The tutor reflects on his evolving chess experience.
When I played chess as a kid, I knew little about it. Eventually I came to believe that tactical finesse was the key to winning. For me, in those early days, it was. I managed to win often against my peers, just by developing my pieces in a more coordinated manner. While I likely took it more seriously than they did, it wasn’t a passion for me, either – rather, a pastime.
At university I met people in the coffee shop who took chess much more seriously than I did. They had read books about it; some also had what I’d call “training.” I was no match for one or two of them; moreover, I couldn’t understand why.
A couple of decades later, I took up chess again. I promptly hit the same wall from twenty years earlier: I couldn’t beat GNU Chess, even on the Easy level. (I have since beaten it many times. However, the fact remains: GNU Chess, Easy level, isn’t “easy” to beat unless you’re quite an experienced player. You can read more about GNU Chess in my post here.)
Finding myself unable to win against GNU chess, I realized I needed to learn how to beat it; I needed training. I turned to chess commentators on Youtube. (You can read my article about them here.) I also read some books.
In the commentaries about playing effective chess, the words “position” and “squares” are prominent. They don’t talk about forming a combination to achieve checkmate; rather, they discuss placing pieces on good squares in order to improve the player’s position. The good squares are mainly centre ones. To the experts, the goal in chess is to gradually gain control of the key squares. By doing so, a player can improve their position to a winning one.
I’d always been told about the importance of the central squares in chess. However, I’d never thought about chess from the experts’ point of view. Their theme – called positional play – is much more subtle than how I’d perceived the game. Yet, it’s undoubtedly how a strong computer chess program plays.
Only recently do I understand positional play to the point of applying it. As Sean Godley of Killegar Chess points out, “It takes years of experience to judge the quality of a position.”

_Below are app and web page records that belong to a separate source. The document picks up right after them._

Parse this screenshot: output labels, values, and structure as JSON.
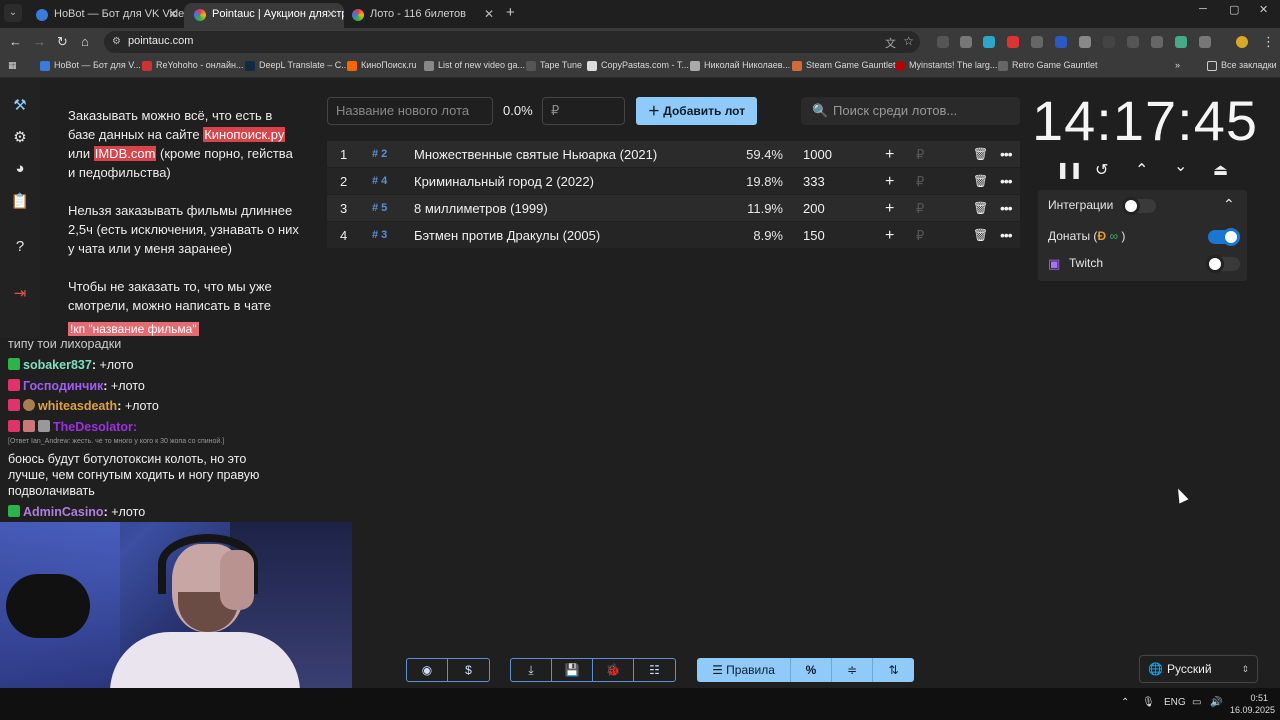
{
  "browser": {
    "tabs": [
      {
        "title": "HoBot — Бот для VK Video Live"
      },
      {
        "title": "Pointauc | Аукцион для стрим"
      },
      {
        "title": "Лото - 116 билетов"
      }
    ],
    "url": "pointauc.com",
    "bookmarks": [
      "HoBot — Бот для V...",
      "ReYohoho - онлайн...",
      "DeepL Translate – C...",
      "КиноПоиск.ru",
      "List of new video ga...",
      "Tape Tune",
      "CopyPastas.com - T...",
      "Николай Николаев...",
      "Steam Game Gauntlet",
      "Myinstants! The larg...",
      "Retro Game Gauntlet"
    ],
    "all_bookmarks": "Все закладки",
    "overflow": "»",
    "win_min": "─",
    "win_max": "▢",
    "win_close": "✕"
  },
  "rules": {
    "p1_a": "Заказывать можно всё, что есть в базе данных на сайте ",
    "p1_link1": "Кинопоиск.ру",
    "p1_b": " или ",
    "p1_link2": "IMDB.com",
    "p1_c": " (кроме порно, гейства и педофильства)",
    "p2": "Нельзя заказывать фильмы длиннее 2,5ч (есть исключения, узнавать о них у чата или у меня заранее)",
    "p3": "Чтобы не заказать то, что мы уже смотрели, можно написать в чате",
    "p3_cmd": "!кп \"название фильма\""
  },
  "chat": {
    "cut_line": "типу той лихорадки",
    "msgs": [
      {
        "user": "sobaker837",
        "text": "+лото",
        "color": "#7ee0c0",
        "badge": "#2cb34a"
      },
      {
        "user": "Господинчик",
        "text": "+лото",
        "color": "#a35cf0",
        "badge": "#e0336a"
      },
      {
        "user": "whiteasdeath",
        "text": "+лото",
        "color": "#e0a040",
        "badge": "#e0336a"
      },
      {
        "user": "TheDesolator",
        "text": "",
        "color": "#9b30e0",
        "badge": "#e0336a"
      }
    ],
    "reply": "[Ответ Ian_Andrew: жесть. че то много у кого к 30 жопа со спиной.]",
    "long_msg": "боюсь будут ботулотоксин колоть, но это лучше, чем согнутым ходить и ногу правую подволачивать",
    "last": {
      "user": "AdminCasino",
      "text": "+лото",
      "color": "#b07ee0",
      "badge": "#2cb34a"
    }
  },
  "controls": {
    "new_lot_placeholder": "Название нового лота",
    "percent": "0.0%",
    "amount_placeholder": "₽",
    "add_button": "Добавить лот",
    "search_placeholder": "Поиск среди лотов..."
  },
  "lots": [
    {
      "idx": "1",
      "id": "# 2",
      "name": "Множественные святые Ньюарка (2021)",
      "pct": "59.4%",
      "amount": "1000"
    },
    {
      "idx": "2",
      "id": "# 4",
      "name": "Криминальный город 2 (2022)",
      "pct": "19.8%",
      "amount": "333"
    },
    {
      "idx": "3",
      "id": "# 5",
      "name": "8 миллиметров (1999)",
      "pct": "11.9%",
      "amount": "200"
    },
    {
      "idx": "4",
      "id": "# 3",
      "name": "Бэтмен против Дракулы (2005)",
      "pct": "8.9%",
      "amount": "150"
    }
  ],
  "lot_row": {
    "rub": "₽",
    "plus": "+",
    "delete": "🗑",
    "more": "•••"
  },
  "timer": {
    "time": "14:17:45"
  },
  "integrations": {
    "title": "Интеграции",
    "donations": "Донаты (",
    "donations_close": ")",
    "twitch": "Twitch",
    "donations_on": true,
    "twitch_on": false,
    "master_on": false
  },
  "bottom": {
    "rules_button": "Правила",
    "percent_button": "%",
    "language": "Русский"
  },
  "taskbar": {
    "lang": "ENG",
    "time": "0:51",
    "date": "16.09.2025"
  }
}
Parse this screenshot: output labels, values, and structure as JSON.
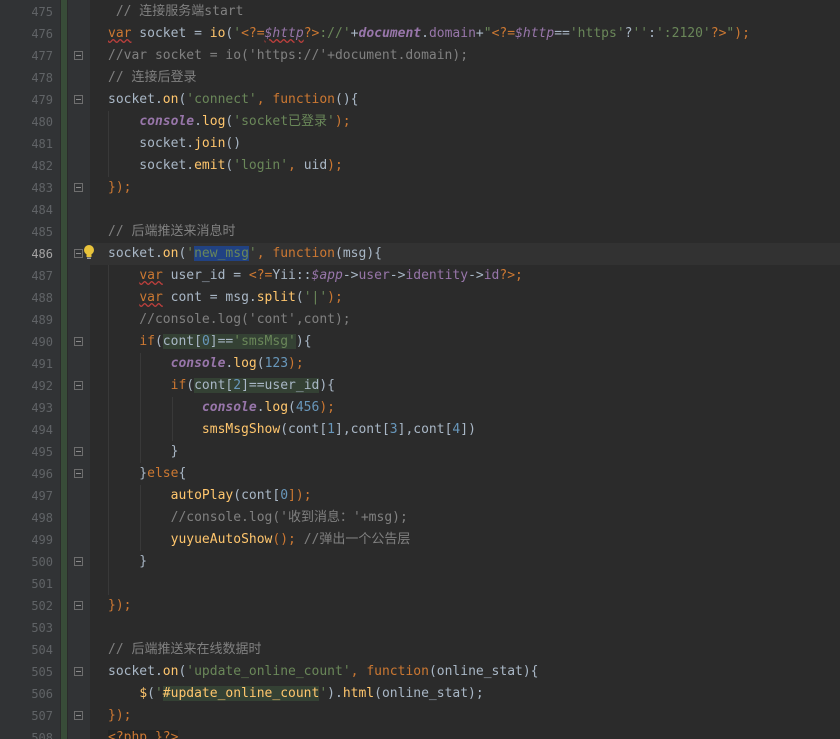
{
  "editor": {
    "current_line": "486",
    "lines": [
      {
        "n": "475",
        "segs": [
          {
            "t": " // 连接服务端start",
            "c": "cm"
          }
        ]
      },
      {
        "n": "476",
        "segs": [
          {
            "t": "var",
            "c": "kw wavy"
          },
          {
            "t": " socket = ",
            "c": ""
          },
          {
            "t": "io",
            "c": "fn"
          },
          {
            "t": "(",
            "c": ""
          },
          {
            "t": "'",
            "c": "str"
          },
          {
            "t": "<?=",
            "c": "php"
          },
          {
            "t": "$http",
            "c": "phpvar wavy"
          },
          {
            "t": "?>",
            "c": "php"
          },
          {
            "t": "://'",
            "c": "str"
          },
          {
            "t": "+",
            "c": ""
          },
          {
            "t": "document",
            "c": "glob"
          },
          {
            "t": ".",
            "c": ""
          },
          {
            "t": "domain",
            "c": "prop"
          },
          {
            "t": "+",
            "c": ""
          },
          {
            "t": "\"",
            "c": "str"
          },
          {
            "t": "<?=",
            "c": "php"
          },
          {
            "t": "$http",
            "c": "phpvar"
          },
          {
            "t": "==",
            "c": ""
          },
          {
            "t": "'https'",
            "c": "str"
          },
          {
            "t": "?",
            "c": ""
          },
          {
            "t": "''",
            "c": "str"
          },
          {
            "t": ":",
            "c": ""
          },
          {
            "t": "':2120'",
            "c": "str"
          },
          {
            "t": "?>",
            "c": "php"
          },
          {
            "t": "\"",
            "c": "str"
          },
          {
            "t": ");",
            "c": "punct"
          }
        ]
      },
      {
        "n": "477",
        "segs": [
          {
            "t": "//var socket = io('https://'+document.domain);",
            "c": "cm"
          }
        ]
      },
      {
        "n": "478",
        "segs": [
          {
            "t": "// 连接后登录",
            "c": "cm"
          }
        ]
      },
      {
        "n": "479",
        "segs": [
          {
            "t": "socket.",
            "c": ""
          },
          {
            "t": "on",
            "c": "fn"
          },
          {
            "t": "(",
            "c": ""
          },
          {
            "t": "'connect'",
            "c": "str"
          },
          {
            "t": ", ",
            "c": "punct"
          },
          {
            "t": "function",
            "c": "kw"
          },
          {
            "t": "(){",
            "c": ""
          }
        ]
      },
      {
        "n": "480",
        "segs": [
          {
            "t": "    ",
            "c": ""
          },
          {
            "t": "console",
            "c": "glob"
          },
          {
            "t": ".",
            "c": ""
          },
          {
            "t": "log",
            "c": "fn"
          },
          {
            "t": "(",
            "c": ""
          },
          {
            "t": "'socket已登录'",
            "c": "str"
          },
          {
            "t": ");",
            "c": "punct"
          }
        ]
      },
      {
        "n": "481",
        "segs": [
          {
            "t": "    socket.",
            "c": ""
          },
          {
            "t": "join",
            "c": "fn"
          },
          {
            "t": "()",
            "c": ""
          }
        ]
      },
      {
        "n": "482",
        "segs": [
          {
            "t": "    socket.",
            "c": ""
          },
          {
            "t": "emit",
            "c": "fn"
          },
          {
            "t": "(",
            "c": ""
          },
          {
            "t": "'login'",
            "c": "str"
          },
          {
            "t": ", ",
            "c": "punct"
          },
          {
            "t": "uid",
            "c": ""
          },
          {
            "t": ");",
            "c": "punct"
          }
        ]
      },
      {
        "n": "483",
        "segs": [
          {
            "t": "});",
            "c": "punct"
          }
        ]
      },
      {
        "n": "484",
        "segs": []
      },
      {
        "n": "485",
        "segs": [
          {
            "t": "// 后端推送来消息时",
            "c": "cm"
          }
        ]
      },
      {
        "n": "486",
        "segs": [
          {
            "t": "socket.",
            "c": ""
          },
          {
            "t": "on",
            "c": "fn"
          },
          {
            "t": "(",
            "c": ""
          },
          {
            "t": "'",
            "c": "str"
          },
          {
            "t": "new_msg",
            "c": "str sel"
          },
          {
            "t": "'",
            "c": "str"
          },
          {
            "t": ", ",
            "c": "punct"
          },
          {
            "t": "function",
            "c": "kw"
          },
          {
            "t": "(msg){",
            "c": ""
          }
        ]
      },
      {
        "n": "487",
        "segs": [
          {
            "t": "    ",
            "c": ""
          },
          {
            "t": "var",
            "c": "kw wavy"
          },
          {
            "t": " user_id = ",
            "c": ""
          },
          {
            "t": "<?=",
            "c": "php"
          },
          {
            "t": "Yii::",
            "c": ""
          },
          {
            "t": "$app",
            "c": "phpvar"
          },
          {
            "t": "->",
            "c": ""
          },
          {
            "t": "user",
            "c": "prop"
          },
          {
            "t": "->",
            "c": ""
          },
          {
            "t": "identity",
            "c": "prop"
          },
          {
            "t": "->",
            "c": ""
          },
          {
            "t": "id",
            "c": "prop"
          },
          {
            "t": "?>",
            "c": "php"
          },
          {
            "t": ";",
            "c": "punct"
          }
        ]
      },
      {
        "n": "488",
        "segs": [
          {
            "t": "    ",
            "c": ""
          },
          {
            "t": "var",
            "c": "kw wavy"
          },
          {
            "t": " cont = msg.",
            "c": ""
          },
          {
            "t": "split",
            "c": "fn"
          },
          {
            "t": "(",
            "c": ""
          },
          {
            "t": "'|'",
            "c": "str"
          },
          {
            "t": ");",
            "c": "punct"
          }
        ]
      },
      {
        "n": "489",
        "segs": [
          {
            "t": "    //console.log('cont',cont);",
            "c": "cm"
          }
        ]
      },
      {
        "n": "490",
        "segs": [
          {
            "t": "    ",
            "c": ""
          },
          {
            "t": "if",
            "c": "kw"
          },
          {
            "t": "(",
            "c": ""
          },
          {
            "t": "cont[",
            "c": "hl"
          },
          {
            "t": "0",
            "c": "num hl"
          },
          {
            "t": "]==",
            "c": "hl"
          },
          {
            "t": "'smsMsg'",
            "c": "str hl"
          },
          {
            "t": "){",
            "c": ""
          }
        ]
      },
      {
        "n": "491",
        "segs": [
          {
            "t": "        ",
            "c": ""
          },
          {
            "t": "console",
            "c": "glob"
          },
          {
            "t": ".",
            "c": ""
          },
          {
            "t": "log",
            "c": "fn"
          },
          {
            "t": "(",
            "c": ""
          },
          {
            "t": "123",
            "c": "num"
          },
          {
            "t": ");",
            "c": "punct"
          }
        ]
      },
      {
        "n": "492",
        "segs": [
          {
            "t": "        ",
            "c": ""
          },
          {
            "t": "if",
            "c": "kw"
          },
          {
            "t": "(",
            "c": ""
          },
          {
            "t": "cont[",
            "c": "hl"
          },
          {
            "t": "2",
            "c": "num hl"
          },
          {
            "t": "]==user_id",
            "c": "hl"
          },
          {
            "t": "){",
            "c": ""
          }
        ]
      },
      {
        "n": "493",
        "segs": [
          {
            "t": "            ",
            "c": ""
          },
          {
            "t": "console",
            "c": "glob"
          },
          {
            "t": ".",
            "c": ""
          },
          {
            "t": "log",
            "c": "fn"
          },
          {
            "t": "(",
            "c": ""
          },
          {
            "t": "456",
            "c": "num"
          },
          {
            "t": ");",
            "c": "punct"
          }
        ]
      },
      {
        "n": "494",
        "segs": [
          {
            "t": "            ",
            "c": ""
          },
          {
            "t": "smsMsgShow",
            "c": "fn"
          },
          {
            "t": "(cont[",
            "c": ""
          },
          {
            "t": "1",
            "c": "num"
          },
          {
            "t": "],cont[",
            "c": ""
          },
          {
            "t": "3",
            "c": "num"
          },
          {
            "t": "],cont[",
            "c": ""
          },
          {
            "t": "4",
            "c": "num"
          },
          {
            "t": "])",
            "c": ""
          }
        ]
      },
      {
        "n": "495",
        "segs": [
          {
            "t": "        }",
            "c": ""
          }
        ]
      },
      {
        "n": "496",
        "segs": [
          {
            "t": "    }",
            "c": ""
          },
          {
            "t": "else",
            "c": "kw"
          },
          {
            "t": "{",
            "c": ""
          }
        ]
      },
      {
        "n": "497",
        "segs": [
          {
            "t": "        ",
            "c": ""
          },
          {
            "t": "autoPlay",
            "c": "fn"
          },
          {
            "t": "(cont[",
            "c": ""
          },
          {
            "t": "0",
            "c": "num"
          },
          {
            "t": "]);",
            "c": "punct"
          }
        ]
      },
      {
        "n": "498",
        "segs": [
          {
            "t": "        //console.log('收到消息：'+msg);",
            "c": "cm"
          }
        ]
      },
      {
        "n": "499",
        "segs": [
          {
            "t": "        ",
            "c": ""
          },
          {
            "t": "yuyueAutoShow",
            "c": "fn"
          },
          {
            "t": "(); ",
            "c": "punct"
          },
          {
            "t": "//弹出一个公告层",
            "c": "cm"
          }
        ]
      },
      {
        "n": "500",
        "segs": [
          {
            "t": "    }",
            "c": ""
          }
        ]
      },
      {
        "n": "501",
        "segs": []
      },
      {
        "n": "502",
        "segs": [
          {
            "t": "});",
            "c": "punct"
          }
        ]
      },
      {
        "n": "503",
        "segs": []
      },
      {
        "n": "504",
        "segs": [
          {
            "t": "// 后端推送来在线数据时",
            "c": "cm"
          }
        ]
      },
      {
        "n": "505",
        "segs": [
          {
            "t": "socket.",
            "c": ""
          },
          {
            "t": "on",
            "c": "fn"
          },
          {
            "t": "(",
            "c": ""
          },
          {
            "t": "'update_online_count'",
            "c": "str"
          },
          {
            "t": ", ",
            "c": "punct"
          },
          {
            "t": "function",
            "c": "kw"
          },
          {
            "t": "(online_stat){",
            "c": ""
          }
        ]
      },
      {
        "n": "506",
        "segs": [
          {
            "t": "    ",
            "c": ""
          },
          {
            "t": "$",
            "c": "fn"
          },
          {
            "t": "(",
            "c": ""
          },
          {
            "t": "'",
            "c": "str"
          },
          {
            "t": "#update_online_count",
            "c": "fn hl"
          },
          {
            "t": "'",
            "c": "str"
          },
          {
            "t": ").",
            "c": ""
          },
          {
            "t": "html",
            "c": "fn"
          },
          {
            "t": "(online_stat);",
            "c": ""
          }
        ]
      },
      {
        "n": "507",
        "segs": [
          {
            "t": "});",
            "c": "punct"
          }
        ]
      },
      {
        "n": "508",
        "segs": [
          {
            "t": "<?php }?>",
            "c": "php phpbg"
          }
        ]
      }
    ]
  },
  "icons": {
    "fold": "fold-marker-icon",
    "bulb": "lightbulb-icon"
  },
  "colors": {
    "background": "#2b2b2b",
    "gutter": "#313335",
    "keyword": "#cc7832",
    "string": "#6a8759",
    "comment": "#808080",
    "function": "#ffc66d",
    "number": "#6897bb",
    "global": "#9876aa"
  }
}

Pachman, Ludek. Modern Chess Strategy. New York: Dover Publications, 1963.
Jack of Oracle Tutoring by Jack and Diane, Campbell River, BC.